  • Long-term certainty over the timeline for PSVAR compliance. That includes adoption of CPT’s already-published proposal to introduce a wider provision of compliant coaches, and grants towards a proportion of the cost of vehicle retrofit or replacement
  • Changes to driver licencing to bring more coach driving work into scope of people that are aged under 21.

Certain elements of strategy to be adapted in Scotland and Wales

In Wales, CPT Cymru is working to ensure that candidates for the Senedd election on 6 May are aware that with the right support, “the coach industry can recover and grow.” In a specific addendum to the nationwide strategy document, the items that CPT Cymru is calling for include:

  • A £7.5m grant-based Wales Coach Recovery Fund for coach operators in Wales
  • Developing the coach offer as a key part of the tourism strategy in Wales
  • A national clean air fund to help coach operators to retrofit or replace vehicles.

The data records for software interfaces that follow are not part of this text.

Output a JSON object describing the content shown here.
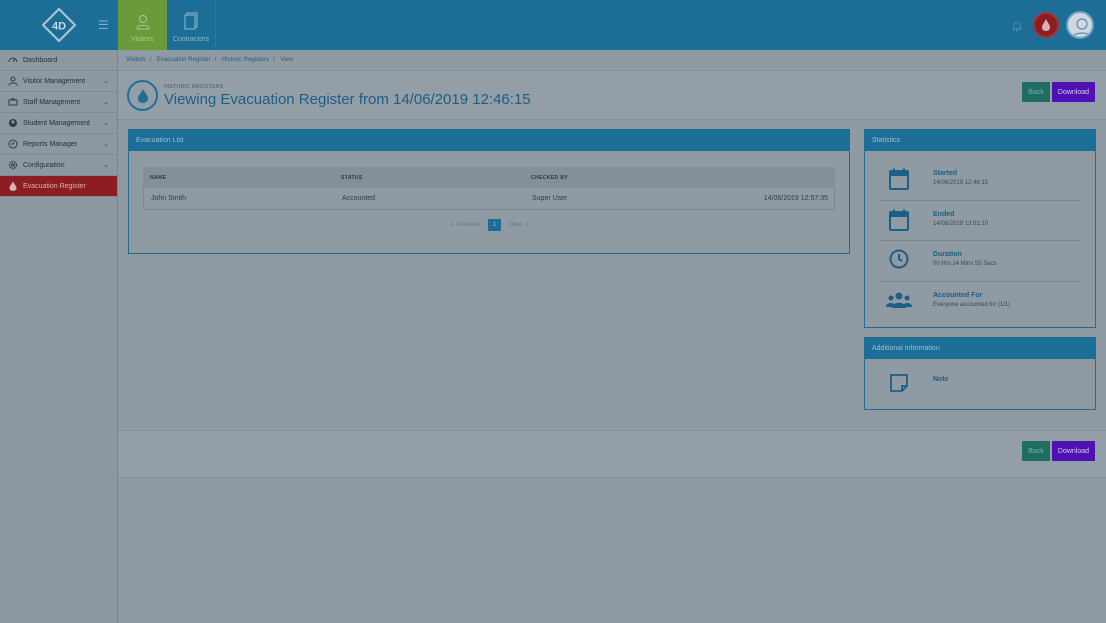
{
  "topnav": {
    "visitors_label": "Visitors",
    "contractors_label": "Contractors"
  },
  "sidebar": {
    "items": [
      {
        "label": "Dashboard"
      },
      {
        "label": "Visitor Management"
      },
      {
        "label": "Staff Management"
      },
      {
        "label": "Student Management"
      },
      {
        "label": "Reports Manager"
      },
      {
        "label": "Configuration"
      },
      {
        "label": "Evacuation Register"
      }
    ]
  },
  "breadcrumb": [
    "Visitors",
    "Evacuation Register",
    "Historic Registers",
    "View"
  ],
  "header": {
    "kicker": "HISTORIC REGISTERS",
    "title": "Viewing Evacuation Register from 14/06/2019 12:46:15",
    "back_label": "Back",
    "download_label": "Download"
  },
  "evacuation_list": {
    "title": "Evacuation List",
    "columns": [
      "NAME",
      "STATUS",
      "CHECKED BY",
      ""
    ],
    "rows": [
      {
        "name": "John Smith",
        "status": "Accounted",
        "checked_by": "Super User",
        "time": "14/06/2019 12:57:35"
      }
    ],
    "pager": {
      "previous": "Previous",
      "page": "1",
      "next": "Next"
    }
  },
  "statistics": {
    "title": "Statistics",
    "items": [
      {
        "label": "Started",
        "value": "14/06/2019 12:46:15"
      },
      {
        "label": "Ended",
        "value": "14/06/2019 13:01:10"
      },
      {
        "label": "Duration",
        "value": "00 Hrs 14 Mins 55 Secs"
      },
      {
        "label": "Accounted For",
        "value": "Everyone accounted for (1/1)"
      }
    ]
  },
  "additional": {
    "title": "Additional Information",
    "note_label": "Note"
  },
  "footer": {
    "back_label": "Back",
    "download_label": "Download"
  },
  "colors": {
    "primary": "#1c6e96",
    "danger": "#8c1d22",
    "back": "#1f6d62",
    "download": "#4f11b3"
  }
}
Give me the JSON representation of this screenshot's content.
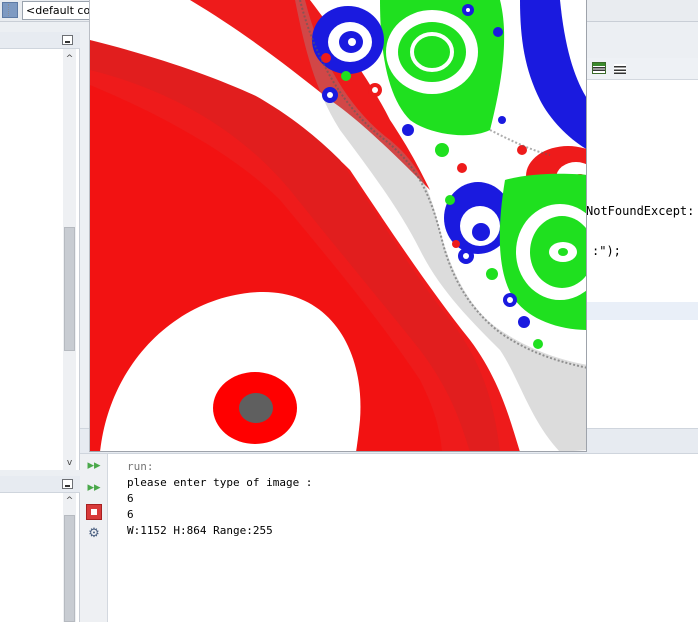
{
  "toolbar": {
    "config_combo": "<default conf"
  },
  "editor": {
    "lines": [
      {
        "text": "NotFoundExcept:"
      },
      {
        "text": ":\");"
      }
    ]
  },
  "output": {
    "lines": [
      {
        "text": "run:",
        "style": "dim"
      },
      {
        "text": "please enter type of image :",
        "style": "normal"
      },
      {
        "text": "6",
        "style": "normal"
      },
      {
        "text": "6",
        "style": "normal"
      },
      {
        "text": "W:1152 H:864 Range:255",
        "style": "normal"
      }
    ]
  },
  "icons": {
    "rerun": "rerun-icon",
    "rerun_alt": "rerun-with-input-icon",
    "stop": "stop-icon",
    "settings": "settings-icon"
  },
  "colors": {
    "fractal_red": "#ee1b1b",
    "fractal_green": "#1fe01f",
    "fractal_blue": "#1a1adf",
    "fractal_core": "#5f5f5f",
    "fractal_white": "#ffffff"
  }
}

“All candidates in the election should be clear that they can make a positive difference to the people of Wales by supporting coach travel in the next Welsh Parliament, which will help to protect and generate jobs across Wales as we recover from the pandemic,” says CPT Cymru Director Josh Miles.

CPT Scotland says that its context of the strategy differs from England and Wales owing to earlier success in obtaining a sector-specific support package for eligible operators in Scotland. It says that it intends to use Backing Britain’s Coaches to open doors after the Scottish Parliament election on 6 May.